* _Input records_:
********************

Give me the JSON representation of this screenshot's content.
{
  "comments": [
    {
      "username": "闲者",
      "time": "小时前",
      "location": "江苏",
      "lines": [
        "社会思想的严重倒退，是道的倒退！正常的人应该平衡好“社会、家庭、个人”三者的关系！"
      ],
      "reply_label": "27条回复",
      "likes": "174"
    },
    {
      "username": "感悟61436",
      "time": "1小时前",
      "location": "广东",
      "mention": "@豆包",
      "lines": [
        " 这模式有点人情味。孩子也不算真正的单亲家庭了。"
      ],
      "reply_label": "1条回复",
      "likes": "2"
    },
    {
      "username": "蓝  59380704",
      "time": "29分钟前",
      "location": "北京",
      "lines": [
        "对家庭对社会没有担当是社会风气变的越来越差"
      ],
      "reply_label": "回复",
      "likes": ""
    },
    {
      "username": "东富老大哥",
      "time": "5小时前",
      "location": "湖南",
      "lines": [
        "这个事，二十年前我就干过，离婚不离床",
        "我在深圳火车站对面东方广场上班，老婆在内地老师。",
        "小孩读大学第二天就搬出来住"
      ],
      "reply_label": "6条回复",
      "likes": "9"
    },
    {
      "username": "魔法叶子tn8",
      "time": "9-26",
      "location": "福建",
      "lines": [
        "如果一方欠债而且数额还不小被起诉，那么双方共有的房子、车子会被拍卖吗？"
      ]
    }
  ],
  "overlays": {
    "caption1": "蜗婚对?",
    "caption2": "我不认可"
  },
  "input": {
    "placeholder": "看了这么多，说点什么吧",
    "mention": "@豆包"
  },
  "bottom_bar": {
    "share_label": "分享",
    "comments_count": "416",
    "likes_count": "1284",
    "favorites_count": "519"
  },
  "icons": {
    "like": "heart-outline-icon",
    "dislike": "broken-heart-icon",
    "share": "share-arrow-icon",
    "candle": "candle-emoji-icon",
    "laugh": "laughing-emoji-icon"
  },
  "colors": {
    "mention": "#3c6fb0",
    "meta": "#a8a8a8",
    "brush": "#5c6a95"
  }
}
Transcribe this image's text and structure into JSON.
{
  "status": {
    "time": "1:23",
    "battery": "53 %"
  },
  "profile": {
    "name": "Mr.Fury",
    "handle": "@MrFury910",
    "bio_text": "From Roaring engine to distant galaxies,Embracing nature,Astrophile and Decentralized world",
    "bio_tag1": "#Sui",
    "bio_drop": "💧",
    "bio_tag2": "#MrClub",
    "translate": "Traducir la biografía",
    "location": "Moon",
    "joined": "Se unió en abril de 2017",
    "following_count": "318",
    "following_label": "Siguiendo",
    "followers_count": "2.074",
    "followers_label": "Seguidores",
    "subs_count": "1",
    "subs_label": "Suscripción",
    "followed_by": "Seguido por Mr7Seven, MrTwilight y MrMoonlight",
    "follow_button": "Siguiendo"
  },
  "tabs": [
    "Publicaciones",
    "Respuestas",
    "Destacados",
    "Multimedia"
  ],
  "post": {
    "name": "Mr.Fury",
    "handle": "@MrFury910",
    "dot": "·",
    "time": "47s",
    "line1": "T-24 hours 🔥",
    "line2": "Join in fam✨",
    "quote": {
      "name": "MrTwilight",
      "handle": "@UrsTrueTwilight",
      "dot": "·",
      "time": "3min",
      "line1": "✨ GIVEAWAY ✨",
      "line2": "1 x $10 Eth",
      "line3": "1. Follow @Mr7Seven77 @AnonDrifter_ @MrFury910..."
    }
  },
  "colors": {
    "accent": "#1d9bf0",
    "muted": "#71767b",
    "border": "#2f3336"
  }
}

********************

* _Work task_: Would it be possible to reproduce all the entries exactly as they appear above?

* _Task answer_:
Give me the JSON representation of this screenshot's content.
{
  "comments": [
    {
      "username": "闲者",
      "time": "小时前",
      "location": "江苏",
      "lines": [
        "社会思想的严重倒退，是道的倒退！正常的人应该平衡好“社会、家庭、个人”三者的关系！"
      ],
      "reply_label": "27条回复",
      "likes": "174"
    },
    {
      "username": "感悟61436",
      "time": "1小时前",
      "location": "广东",
      "mention": "@豆包",
      "lines": [
        " 这模式有点人情味。孩子也不算真正的单亲家庭了。"
      ],
      "reply_label": "1条回复",
      "likes": "2"
    },
    {
      "username": "蓝  59380704",
      "time": "29分钟前",
      "location": "北京",
      "lines": [
        "对家庭对社会没有担当是社会风气变的越来越差"
      ],
      "reply_label": "回复",
      "likes": ""
    },
    {
      "username": "东富老大哥",
      "time": "5小时前",
      "location": "湖南",
      "lines": [
        "这个事，二十年前我就干过，离婚不离床",
        "我在深圳火车站对面东方广场上班，老婆在内地老师。",
        "小孩读大学第二天就搬出来住"
      ],
      "reply_label": "6条回复",
      "likes": "9"
    },
    {
      "username": "魔法叶子tn8",
      "time": "9-26",
      "location": "福建",
      "lines": [
        "如果一方欠债而且数额还不小被起诉，那么双方共有的房子、车子会被拍卖吗？"
      ]
    }
  ],
  "overlays": {
    "caption1": "蜗婚对?",
    "caption2": "我不认可"
  },
  "input": {
    "placeholder": "看了这么多，说点什么吧",
    "mention": "@豆包"
  },
  "bottom_bar": {
    "share_label": "分享",
    "comments_count": "416",
    "likes_count": "1284",
    "favorites_count": "519"
  },
  "icons": {
    "like": "heart-outline-icon",
    "dislike": "broken-heart-icon",
    "share": "share-arrow-icon",
    "candle": "candle-emoji-icon",
    "laugh": "laughing-emoji-icon"
  },
  "colors": {
    "mention": "#3c6fb0",
    "meta": "#a8a8a8",
    "brush": "#5c6a95"
  }
}
Transcribe this image's text and structure into JSON.
{
  "status": {
    "time": "1:23",
    "battery": "53 %"
  },
  "profile": {
    "name": "Mr.Fury",
    "handle": "@MrFury910",
    "bio_text": "From Roaring engine to distant galaxies,Embracing nature,Astrophile and Decentralized world",
    "bio_tag1": "#Sui",
    "bio_drop": "💧",
    "bio_tag2": "#MrClub",
    "translate": "Traducir la biografía",
    "location": "Moon",
    "joined": "Se unió en abril de 2017",
    "following_count": "318",
    "following_label": "Siguiendo",
    "followers_count": "2.074",
    "followers_label": "Seguidores",
    "subs_count": "1",
    "subs_label": "Suscripción",
    "followed_by": "Seguido por Mr7Seven, MrTwilight y MrMoonlight",
    "follow_button": "Siguiendo"
  },
  "tabs": [
    "Publicaciones",
    "Respuestas",
    "Destacados",
    "Multimedia"
  ],
  "post": {
    "name": "Mr.Fury",
    "handle": "@MrFury910",
    "dot": "·",
    "time": "47s",
    "line1": "T-24 hours 🔥",
    "line2": "Join in fam✨",
    "quote": {
      "name": "MrTwilight",
      "handle": "@UrsTrueTwilight",
      "dot": "·",
      "time": "3min",
      "line1": "✨ GIVEAWAY ✨",
      "line2": "1 x $10 Eth",
      "line3": "1. Follow @Mr7Seven77 @AnonDrifter_ @MrFury910..."
    }
  },
  "colors": {
    "accent": "#1d9bf0",
    "muted": "#71767b",
    "border": "#2f3336"
  }
}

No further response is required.